§ **How to complete this task**: Write out every line below that contains "structured".

-- Data listing follows --

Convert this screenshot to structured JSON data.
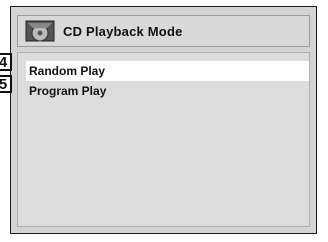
{
  "header": {
    "title": "CD Playback Mode",
    "icon": "disc-icon"
  },
  "menu": {
    "items": [
      {
        "label": "Random Play",
        "selected": true
      },
      {
        "label": "Program Play",
        "selected": false
      }
    ]
  },
  "callouts": [
    "4",
    "5"
  ],
  "colors": {
    "screen_bg": "#d4d4d4",
    "highlight": "#ffffff",
    "text": "#111111"
  }
}
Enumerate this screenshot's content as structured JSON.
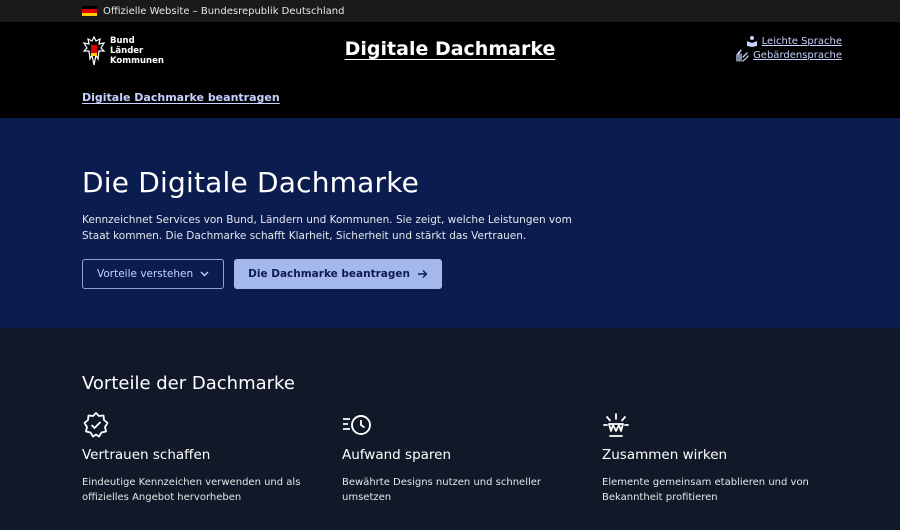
{
  "topbar": {
    "text": "Offizielle Website – Bundesrepublik Deutschland"
  },
  "header": {
    "logo_lines": [
      "Bund",
      "Länder",
      "Kommunen"
    ],
    "title": "Digitale Dachmarke",
    "lang_links": [
      "Leichte Sprache",
      "Gebärdensprache"
    ],
    "sub_nav": "Digitale Dachmarke beantragen"
  },
  "hero": {
    "title": "Die Digitale Dachmarke",
    "text": "Kennzeichnet Services von Bund, Ländern und Kommunen. Sie zeigt, welche Leistungen vom Staat kommen. Die Dachmarke schafft Klarheit, Sicherheit und stärkt das Vertrauen.",
    "btn_secondary": "Vorteile verstehen",
    "btn_primary": "Die Dachmarke beantragen"
  },
  "benefits": {
    "title": "Vorteile der Dachmarke",
    "cards": [
      {
        "icon": "badge-check-icon",
        "title": "Vertrauen schaffen",
        "text": "Eindeutige Kennzeichen verwenden und als offizielles Angebot hervorheben"
      },
      {
        "icon": "clock-fast-icon",
        "title": "Aufwand sparen",
        "text": "Bewährte Designs nutzen und schneller umsetzen"
      },
      {
        "icon": "sparkle-icon",
        "title": "Zusammen wirken",
        "text": "Elemente gemeinsam etablieren und von Bekanntheit profitieren"
      }
    ]
  },
  "colors": {
    "accent": "#a5b8ec",
    "hero_bg": "#0b1c4f",
    "header_bg": "#000000"
  }
}
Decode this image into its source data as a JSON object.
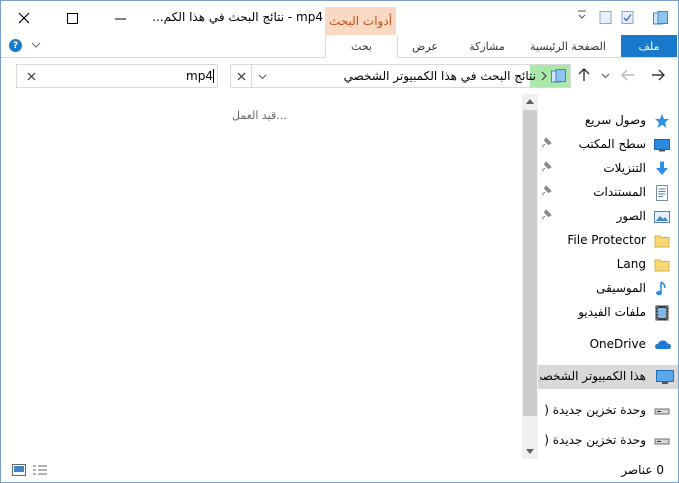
{
  "window": {
    "title": "mp4 - نتائج البحث في هذا الكم...",
    "context_tab_label": "أدوات البحث"
  },
  "ribbon": {
    "tabs": [
      {
        "label": "ملف"
      },
      {
        "label": "الصفحة الرئيسية"
      },
      {
        "label": "مشاركة"
      },
      {
        "label": "عرض"
      },
      {
        "label": "بحث"
      }
    ]
  },
  "address_bar": {
    "path": "نتائج البحث في هذا الكمبيوتر الشخصي"
  },
  "search": {
    "value": "mp4"
  },
  "content": {
    "status_text": "قيد العمل..."
  },
  "nav_pane": {
    "items": [
      {
        "label": "وصول سريع",
        "icon": "star-icon"
      },
      {
        "label": "سطح المكتب",
        "icon": "desktop-icon",
        "pinned": true
      },
      {
        "label": "التنزيلات",
        "icon": "download-icon",
        "pinned": true
      },
      {
        "label": "المستندات",
        "icon": "documents-icon",
        "pinned": true
      },
      {
        "label": "الصور",
        "icon": "pictures-icon",
        "pinned": true
      },
      {
        "label": "File Protector",
        "icon": "folder-icon"
      },
      {
        "label": "Lang",
        "icon": "folder-icon"
      },
      {
        "label": "الموسيقى",
        "icon": "music-icon"
      },
      {
        "label": "ملفات الفيديو",
        "icon": "video-icon"
      },
      {
        "label": "OneDrive",
        "icon": "cloud-icon"
      },
      {
        "label": "هذا الكمبيوتر الشخصي",
        "icon": "computer-icon"
      },
      {
        "label": "وحدة تخزين جديدة (",
        "icon": "drive-icon"
      },
      {
        "label": "وحدة تخزين جديدة (",
        "icon": "drive-icon"
      }
    ]
  },
  "status_bar": {
    "item_count": "0 عناصر"
  },
  "colors": {
    "file_tab": "#1979ca",
    "context_tab_bg": "#f9d9c3",
    "context_tab_text": "#c4521b",
    "selected_nav": "#d9d9d9"
  }
}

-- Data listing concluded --

§ **Finished task**:
Convert this screenshot to structured JSON data.
Enumerate this screenshot's content as structured JSON.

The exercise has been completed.